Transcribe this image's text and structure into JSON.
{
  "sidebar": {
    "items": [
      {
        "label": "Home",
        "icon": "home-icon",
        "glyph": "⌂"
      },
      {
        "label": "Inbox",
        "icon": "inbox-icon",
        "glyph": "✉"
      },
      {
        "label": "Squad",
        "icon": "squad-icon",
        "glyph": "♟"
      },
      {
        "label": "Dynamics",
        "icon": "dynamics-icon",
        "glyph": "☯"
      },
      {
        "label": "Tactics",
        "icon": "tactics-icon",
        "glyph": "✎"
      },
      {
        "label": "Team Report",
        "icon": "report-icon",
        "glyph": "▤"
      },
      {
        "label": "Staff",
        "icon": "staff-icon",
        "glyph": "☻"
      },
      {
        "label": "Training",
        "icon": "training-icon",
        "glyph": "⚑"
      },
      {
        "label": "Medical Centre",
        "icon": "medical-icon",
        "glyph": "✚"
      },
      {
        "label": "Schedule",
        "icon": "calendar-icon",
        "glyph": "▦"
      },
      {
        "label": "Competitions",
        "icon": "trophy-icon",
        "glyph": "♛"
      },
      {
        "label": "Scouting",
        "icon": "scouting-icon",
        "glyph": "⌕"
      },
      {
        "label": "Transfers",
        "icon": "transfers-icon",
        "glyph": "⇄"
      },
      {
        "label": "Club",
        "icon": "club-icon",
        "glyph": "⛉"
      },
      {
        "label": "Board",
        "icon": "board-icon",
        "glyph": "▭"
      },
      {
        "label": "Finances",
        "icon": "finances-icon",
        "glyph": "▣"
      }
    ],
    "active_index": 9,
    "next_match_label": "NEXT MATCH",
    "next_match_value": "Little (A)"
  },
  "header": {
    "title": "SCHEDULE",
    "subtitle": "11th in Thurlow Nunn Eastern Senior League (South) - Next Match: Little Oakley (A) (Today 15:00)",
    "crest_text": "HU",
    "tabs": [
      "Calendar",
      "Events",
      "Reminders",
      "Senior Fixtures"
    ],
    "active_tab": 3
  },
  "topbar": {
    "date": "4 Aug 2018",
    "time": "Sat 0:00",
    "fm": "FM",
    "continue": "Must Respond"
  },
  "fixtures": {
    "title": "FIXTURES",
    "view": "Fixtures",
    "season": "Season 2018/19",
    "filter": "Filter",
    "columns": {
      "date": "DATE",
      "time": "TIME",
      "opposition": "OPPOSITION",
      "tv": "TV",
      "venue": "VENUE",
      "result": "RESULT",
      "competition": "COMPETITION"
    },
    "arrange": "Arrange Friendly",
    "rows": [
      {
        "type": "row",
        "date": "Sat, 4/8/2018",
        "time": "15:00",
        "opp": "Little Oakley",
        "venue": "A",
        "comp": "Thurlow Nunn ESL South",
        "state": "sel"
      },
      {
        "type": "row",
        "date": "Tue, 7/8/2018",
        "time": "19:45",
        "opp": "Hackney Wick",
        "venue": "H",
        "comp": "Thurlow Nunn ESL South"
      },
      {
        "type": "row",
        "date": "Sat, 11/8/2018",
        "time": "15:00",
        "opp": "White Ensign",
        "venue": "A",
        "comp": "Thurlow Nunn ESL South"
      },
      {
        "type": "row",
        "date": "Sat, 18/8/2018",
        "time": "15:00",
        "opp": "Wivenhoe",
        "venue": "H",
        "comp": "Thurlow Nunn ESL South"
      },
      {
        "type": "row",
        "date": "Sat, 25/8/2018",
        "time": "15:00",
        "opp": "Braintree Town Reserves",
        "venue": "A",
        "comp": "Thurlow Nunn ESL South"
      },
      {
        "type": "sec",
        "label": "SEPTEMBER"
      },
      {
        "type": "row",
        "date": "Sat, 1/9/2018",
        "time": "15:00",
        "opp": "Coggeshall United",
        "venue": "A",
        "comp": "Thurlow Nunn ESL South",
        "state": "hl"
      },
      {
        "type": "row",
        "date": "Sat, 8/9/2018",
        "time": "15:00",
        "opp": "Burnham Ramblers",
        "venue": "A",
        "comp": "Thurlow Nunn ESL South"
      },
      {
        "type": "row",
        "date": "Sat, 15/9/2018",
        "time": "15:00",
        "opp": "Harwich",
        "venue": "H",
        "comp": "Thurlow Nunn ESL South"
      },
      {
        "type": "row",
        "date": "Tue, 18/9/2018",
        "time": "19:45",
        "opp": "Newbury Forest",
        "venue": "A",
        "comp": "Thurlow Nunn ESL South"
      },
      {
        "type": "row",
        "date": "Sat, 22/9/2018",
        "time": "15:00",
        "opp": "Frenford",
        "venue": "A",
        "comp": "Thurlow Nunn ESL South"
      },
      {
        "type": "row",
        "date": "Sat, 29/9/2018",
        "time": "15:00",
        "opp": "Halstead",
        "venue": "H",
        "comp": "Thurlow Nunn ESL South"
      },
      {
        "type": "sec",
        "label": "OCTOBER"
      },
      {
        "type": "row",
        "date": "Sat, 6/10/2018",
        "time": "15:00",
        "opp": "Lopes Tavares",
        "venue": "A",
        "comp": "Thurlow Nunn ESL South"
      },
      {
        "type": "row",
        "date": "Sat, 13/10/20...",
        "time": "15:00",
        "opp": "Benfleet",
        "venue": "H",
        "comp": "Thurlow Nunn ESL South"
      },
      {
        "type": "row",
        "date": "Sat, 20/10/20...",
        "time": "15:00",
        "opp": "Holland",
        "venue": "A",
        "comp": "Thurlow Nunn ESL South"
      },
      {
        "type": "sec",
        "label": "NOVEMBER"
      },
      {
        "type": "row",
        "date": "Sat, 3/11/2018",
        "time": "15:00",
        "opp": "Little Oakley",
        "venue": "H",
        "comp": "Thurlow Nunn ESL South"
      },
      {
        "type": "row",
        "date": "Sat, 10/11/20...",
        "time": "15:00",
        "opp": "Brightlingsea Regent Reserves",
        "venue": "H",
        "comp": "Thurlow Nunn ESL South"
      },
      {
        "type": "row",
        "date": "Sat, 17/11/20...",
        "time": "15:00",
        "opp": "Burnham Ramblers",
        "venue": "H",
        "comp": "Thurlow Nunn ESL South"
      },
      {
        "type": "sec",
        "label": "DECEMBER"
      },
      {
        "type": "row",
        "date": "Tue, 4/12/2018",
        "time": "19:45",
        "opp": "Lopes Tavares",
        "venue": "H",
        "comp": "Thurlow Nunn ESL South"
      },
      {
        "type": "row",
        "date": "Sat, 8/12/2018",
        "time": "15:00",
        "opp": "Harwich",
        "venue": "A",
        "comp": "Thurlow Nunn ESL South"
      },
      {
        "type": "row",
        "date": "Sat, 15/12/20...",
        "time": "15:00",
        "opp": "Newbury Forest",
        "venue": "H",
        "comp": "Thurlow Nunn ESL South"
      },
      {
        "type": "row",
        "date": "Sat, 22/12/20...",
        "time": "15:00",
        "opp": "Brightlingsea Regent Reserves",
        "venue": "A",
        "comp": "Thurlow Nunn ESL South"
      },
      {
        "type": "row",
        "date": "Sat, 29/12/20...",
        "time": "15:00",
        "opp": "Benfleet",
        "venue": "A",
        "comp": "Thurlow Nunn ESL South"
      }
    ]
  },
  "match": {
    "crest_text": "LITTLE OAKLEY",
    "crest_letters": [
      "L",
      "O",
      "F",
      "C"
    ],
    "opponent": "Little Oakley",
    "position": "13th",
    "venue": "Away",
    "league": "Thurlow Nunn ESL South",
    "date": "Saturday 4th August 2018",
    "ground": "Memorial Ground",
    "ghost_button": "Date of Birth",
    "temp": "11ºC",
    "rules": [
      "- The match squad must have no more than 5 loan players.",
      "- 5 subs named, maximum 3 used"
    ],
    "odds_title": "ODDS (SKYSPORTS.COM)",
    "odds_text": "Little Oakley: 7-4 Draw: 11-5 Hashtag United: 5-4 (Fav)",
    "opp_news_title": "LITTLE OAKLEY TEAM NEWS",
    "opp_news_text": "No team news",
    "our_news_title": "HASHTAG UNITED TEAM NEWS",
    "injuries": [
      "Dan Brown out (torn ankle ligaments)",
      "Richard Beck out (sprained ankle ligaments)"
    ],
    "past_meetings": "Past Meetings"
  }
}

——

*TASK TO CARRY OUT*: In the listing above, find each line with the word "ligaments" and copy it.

*RESPONSE*:
      "Dan Brown out (torn ankle ligaments)",
      "Richard Beck out (sprained ankle ligaments)"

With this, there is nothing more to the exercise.